*EXERCISE AIM*.
What appears in the data must be reproduced exactly.

[Entries from a dataset of interfaces]
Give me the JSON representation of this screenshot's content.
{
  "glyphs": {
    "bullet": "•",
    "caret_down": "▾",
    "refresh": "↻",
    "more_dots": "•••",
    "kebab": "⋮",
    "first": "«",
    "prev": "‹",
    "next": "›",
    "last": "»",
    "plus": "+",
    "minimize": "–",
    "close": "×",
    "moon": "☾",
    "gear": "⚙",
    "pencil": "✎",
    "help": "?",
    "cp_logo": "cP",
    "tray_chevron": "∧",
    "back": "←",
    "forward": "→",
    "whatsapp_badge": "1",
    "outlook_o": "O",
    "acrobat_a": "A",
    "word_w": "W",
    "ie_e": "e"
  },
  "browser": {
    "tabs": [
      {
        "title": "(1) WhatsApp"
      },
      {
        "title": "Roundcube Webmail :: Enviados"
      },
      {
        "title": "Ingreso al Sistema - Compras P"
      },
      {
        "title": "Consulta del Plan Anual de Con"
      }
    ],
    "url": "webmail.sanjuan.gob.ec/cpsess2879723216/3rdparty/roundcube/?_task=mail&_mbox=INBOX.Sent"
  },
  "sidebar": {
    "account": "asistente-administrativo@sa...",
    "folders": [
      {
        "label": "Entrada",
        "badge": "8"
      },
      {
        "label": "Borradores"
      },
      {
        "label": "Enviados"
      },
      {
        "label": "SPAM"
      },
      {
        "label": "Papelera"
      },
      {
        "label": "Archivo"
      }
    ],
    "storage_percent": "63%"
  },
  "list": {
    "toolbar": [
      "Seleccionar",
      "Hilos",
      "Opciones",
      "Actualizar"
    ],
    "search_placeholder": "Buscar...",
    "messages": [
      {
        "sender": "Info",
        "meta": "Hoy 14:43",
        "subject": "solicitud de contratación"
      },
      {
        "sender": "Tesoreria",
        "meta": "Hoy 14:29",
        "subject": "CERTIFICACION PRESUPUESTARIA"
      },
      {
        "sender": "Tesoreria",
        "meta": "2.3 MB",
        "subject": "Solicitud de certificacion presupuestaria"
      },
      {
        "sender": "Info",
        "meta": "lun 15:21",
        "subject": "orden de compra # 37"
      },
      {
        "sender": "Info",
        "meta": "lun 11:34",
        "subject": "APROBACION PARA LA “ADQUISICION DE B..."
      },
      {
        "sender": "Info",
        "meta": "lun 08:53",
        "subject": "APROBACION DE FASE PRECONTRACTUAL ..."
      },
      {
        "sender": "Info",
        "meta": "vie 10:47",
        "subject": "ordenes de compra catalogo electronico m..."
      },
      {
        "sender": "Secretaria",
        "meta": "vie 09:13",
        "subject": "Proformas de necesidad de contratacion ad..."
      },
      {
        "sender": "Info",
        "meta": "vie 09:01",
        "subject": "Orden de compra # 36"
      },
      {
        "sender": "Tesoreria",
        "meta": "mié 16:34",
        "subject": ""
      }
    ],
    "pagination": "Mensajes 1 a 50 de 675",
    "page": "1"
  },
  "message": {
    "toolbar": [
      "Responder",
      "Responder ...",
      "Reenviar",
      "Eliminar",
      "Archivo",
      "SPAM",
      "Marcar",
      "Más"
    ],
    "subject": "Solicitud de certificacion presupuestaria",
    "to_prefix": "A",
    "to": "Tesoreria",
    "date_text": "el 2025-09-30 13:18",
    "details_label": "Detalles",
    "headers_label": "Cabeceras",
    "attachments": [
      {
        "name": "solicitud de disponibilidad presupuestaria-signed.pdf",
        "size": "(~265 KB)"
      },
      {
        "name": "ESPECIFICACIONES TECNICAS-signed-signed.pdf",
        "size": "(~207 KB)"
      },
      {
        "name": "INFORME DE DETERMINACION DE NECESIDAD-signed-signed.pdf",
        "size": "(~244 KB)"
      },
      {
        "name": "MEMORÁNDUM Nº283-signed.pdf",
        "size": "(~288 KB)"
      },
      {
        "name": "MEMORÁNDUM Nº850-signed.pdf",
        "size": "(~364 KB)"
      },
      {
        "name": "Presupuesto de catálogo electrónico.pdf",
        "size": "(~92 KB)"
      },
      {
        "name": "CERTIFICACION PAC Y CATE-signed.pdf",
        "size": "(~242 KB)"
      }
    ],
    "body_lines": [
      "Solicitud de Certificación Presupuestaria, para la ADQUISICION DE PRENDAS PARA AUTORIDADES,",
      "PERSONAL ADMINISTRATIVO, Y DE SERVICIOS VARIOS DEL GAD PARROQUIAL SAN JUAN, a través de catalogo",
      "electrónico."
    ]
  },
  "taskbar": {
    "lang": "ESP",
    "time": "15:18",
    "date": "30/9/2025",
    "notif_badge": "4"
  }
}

*FINISHED TASK*.
Give me the JSON representation of this screenshot's content.
{
  "glyphs": {
    "bullet": "•",
    "caret_down": "▾",
    "refresh": "↻",
    "more_dots": "•••",
    "kebab": "⋮",
    "first": "«",
    "prev": "‹",
    "next": "›",
    "last": "»",
    "plus": "+",
    "minimize": "–",
    "close": "×",
    "moon": "☾",
    "gear": "⚙",
    "pencil": "✎",
    "help": "?",
    "cp_logo": "cP",
    "tray_chevron": "∧",
    "back": "←",
    "forward": "→",
    "whatsapp_badge": "1",
    "outlook_o": "O",
    "acrobat_a": "A",
    "word_w": "W",
    "ie_e": "e"
  },
  "browser": {
    "tabs": [
      {
        "title": "(1) WhatsApp"
      },
      {
        "title": "Roundcube Webmail :: Enviados"
      },
      {
        "title": "Ingreso al Sistema - Compras P"
      },
      {
        "title": "Consulta del Plan Anual de Con"
      }
    ],
    "url": "webmail.sanjuan.gob.ec/cpsess2879723216/3rdparty/roundcube/?_task=mail&_mbox=INBOX.Sent"
  },
  "sidebar": {
    "account": "asistente-administrativo@sa...",
    "folders": [
      {
        "label": "Entrada",
        "badge": "8"
      },
      {
        "label": "Borradores"
      },
      {
        "label": "Enviados"
      },
      {
        "label": "SPAM"
      },
      {
        "label": "Papelera"
      },
      {
        "label": "Archivo"
      }
    ],
    "storage_percent": "63%"
  },
  "list": {
    "toolbar": [
      "Seleccionar",
      "Hilos",
      "Opciones",
      "Actualizar"
    ],
    "search_placeholder": "Buscar...",
    "messages": [
      {
        "sender": "Info",
        "meta": "Hoy 14:43",
        "subject": "solicitud de contratación"
      },
      {
        "sender": "Tesoreria",
        "meta": "Hoy 14:29",
        "subject": "CERTIFICACION PRESUPUESTARIA"
      },
      {
        "sender": "Tesoreria",
        "meta": "2.3 MB",
        "subject": "Solicitud de certificacion presupuestaria"
      },
      {
        "sender": "Info",
        "meta": "lun 15:21",
        "subject": "orden de compra # 37"
      },
      {
        "sender": "Info",
        "meta": "lun 11:34",
        "subject": "APROBACION PARA LA “ADQUISICION DE B..."
      },
      {
        "sender": "Info",
        "meta": "lun 08:53",
        "subject": "APROBACION DE FASE PRECONTRACTUAL ..."
      },
      {
        "sender": "Info",
        "meta": "vie 10:47",
        "subject": "ordenes de compra catalogo electronico m..."
      },
      {
        "sender": "Secretaria",
        "meta": "vie 09:13",
        "subject": "Proformas de necesidad de contratacion ad..."
      },
      {
        "sender": "Info",
        "meta": "vie 09:01",
        "subject": "Orden de compra # 36"
      },
      {
        "sender": "Tesoreria",
        "meta": "mié 16:34",
        "subject": ""
      }
    ],
    "pagination": "Mensajes 1 a 50 de 675",
    "page": "1"
  },
  "message": {
    "toolbar": [
      "Responder",
      "Responder ...",
      "Reenviar",
      "Eliminar",
      "Archivo",
      "SPAM",
      "Marcar",
      "Más"
    ],
    "subject": "Solicitud de certificacion presupuestaria",
    "to_prefix": "A",
    "to": "Tesoreria",
    "date_text": "el 2025-09-30 13:18",
    "details_label": "Detalles",
    "headers_label": "Cabeceras",
    "attachments": [
      {
        "name": "solicitud de disponibilidad presupuestaria-signed.pdf",
        "size": "(~265 KB)"
      },
      {
        "name": "ESPECIFICACIONES TECNICAS-signed-signed.pdf",
        "size": "(~207 KB)"
      },
      {
        "name": "INFORME DE DETERMINACION DE NECESIDAD-signed-signed.pdf",
        "size": "(~244 KB)"
      },
      {
        "name": "MEMORÁNDUM Nº283-signed.pdf",
        "size": "(~288 KB)"
      },
      {
        "name": "MEMORÁNDUM Nº850-signed.pdf",
        "size": "(~364 KB)"
      },
      {
        "name": "Presupuesto de catálogo electrónico.pdf",
        "size": "(~92 KB)"
      },
      {
        "name": "CERTIFICACION PAC Y CATE-signed.pdf",
        "size": "(~242 KB)"
      }
    ],
    "body_lines": [
      "Solicitud de Certificación Presupuestaria, para la ADQUISICION DE PRENDAS PARA AUTORIDADES,",
      "PERSONAL ADMINISTRATIVO, Y DE SERVICIOS VARIOS DEL GAD PARROQUIAL SAN JUAN, a través de catalogo",
      "electrónico."
    ]
  },
  "taskbar": {
    "lang": "ESP",
    "time": "15:18",
    "date": "30/9/2025",
    "notif_badge": "4"
  }
}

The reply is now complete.